“Training helps you enjoy backcountry skiing more, and then backcountry skiing gives you the skills to enjoy racing more.” Cam goes deeper into the introspection and determination involved in preparing mentally ahead of time for “make or break” situations that occur during a race. At critical junctures during races, the plan and acquired tools and experience become vital in persevering. “You really have to think about your “Why” in training beforehand, so that when the difficult moments come around in the race you are not searching for those motivations.” It is evident that serious mental and physical planning and a longer-term approach set the stage for competition days. World class athletes, even in emerging adventure sports, are way beyond “winging it” and natural talent only plays a partial role in success. Discipline, consistency and a tactile approach to planning and executing are crucial elements to success. When the going gets tough, they draw on their inspirations.

“If you back down or quit or drop out, then your role model is going to be so disappointed, so how could you ever even consider it? It’s the same thing with my family and community members here. I feel such an overwhelming amount of support from people that I don’t even know personally that I just see on the street that say ‘Congratulations!’ or ‘Good luck’ at the next event!”, to co-workers and friends that are always excited and asking about things, to family that’s closer. There’s just so many people that are genuinely excited and proud of me and want to support me that I just want to do my best competing. Of course, when things are difficult or painful it’s easy to back off a little bit, but I know I want to get everything I can out of myself so I can make the community proud.”

Bigger mountains to climb

At 26 years old, Cam sees a big window of competitiveness ahead of him. “I have been obsessed with the Olympics since I was little and always watch as much of it as I can get. I’m so excited every time one comes around, so the prospect of being able to experience one myself is a life goal.” With a clear-headed approach, he says to get there he can’t just focus on a single point in the distant future, so he needs to break it down into short term goals. His robust winter training and competition schedule includes goals of repeating his World Cup results and maybe even winning one or two events. He also plans to add some hard running races to his summer calendar, because it’s the competition that excites him. Cam feels his dreams are attainable with inspiration from local Olympic athletes like Emma Coburn and Aaron Blunck taking that same jump and he says, “It’s great to see that path exists here locally.”

There are between zero and two national spots per gender for Olympic qualifications based on how many points each nation earns, so Cam’s focus will be on World Cup events for the next three years. First, Cam must qualify the United States as a nation by racing in the World Cups and earning points on behalf of the country between now and then. Qualifications for the US team will likely relate to World Cup results the prior year. Western is also the leading collegiate team in the country, so Cam’s work coaching younger athletes and volunteering his time with USA Skimo to help build the national team actually develops his own competition for future US Olympic team spots. “I wouldn’t want to go to the Olympics due to a lack of competition… I’d love to see the US be a world-beater down the road - we’ll see!”

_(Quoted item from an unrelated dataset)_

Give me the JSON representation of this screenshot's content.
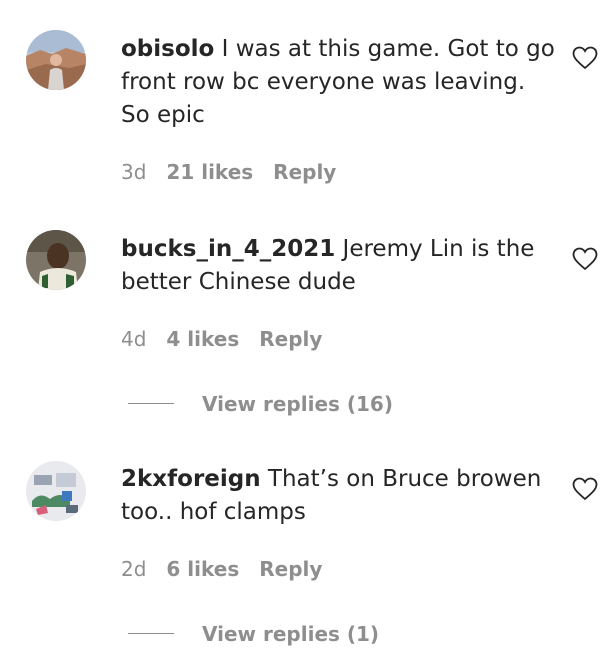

Going forward, Cam says he is serious about spending Winters in Europe, particularly the French Alps for their great culture and central location. International athletes can also apply for a special talent visa making it easier to train and compete for extended periods of time. For now, he’s ready for another busy summer of training, working, participating in the community, and competing. “I’m in an extraordinary place, with extraordinary people around me, with an extraordinary opportunity. I think that’s the reason things have gone so well. People care for each other so much in a small town like this. It’s amazing the amount of love and support I feel from people in person and the messages I get when I’m away. We’re in some of the best mountains in the world. I’ve been able to ski and experience lots of different places and I still look forward to coming back to this exact corner of the Elks, because this is where I want to be.”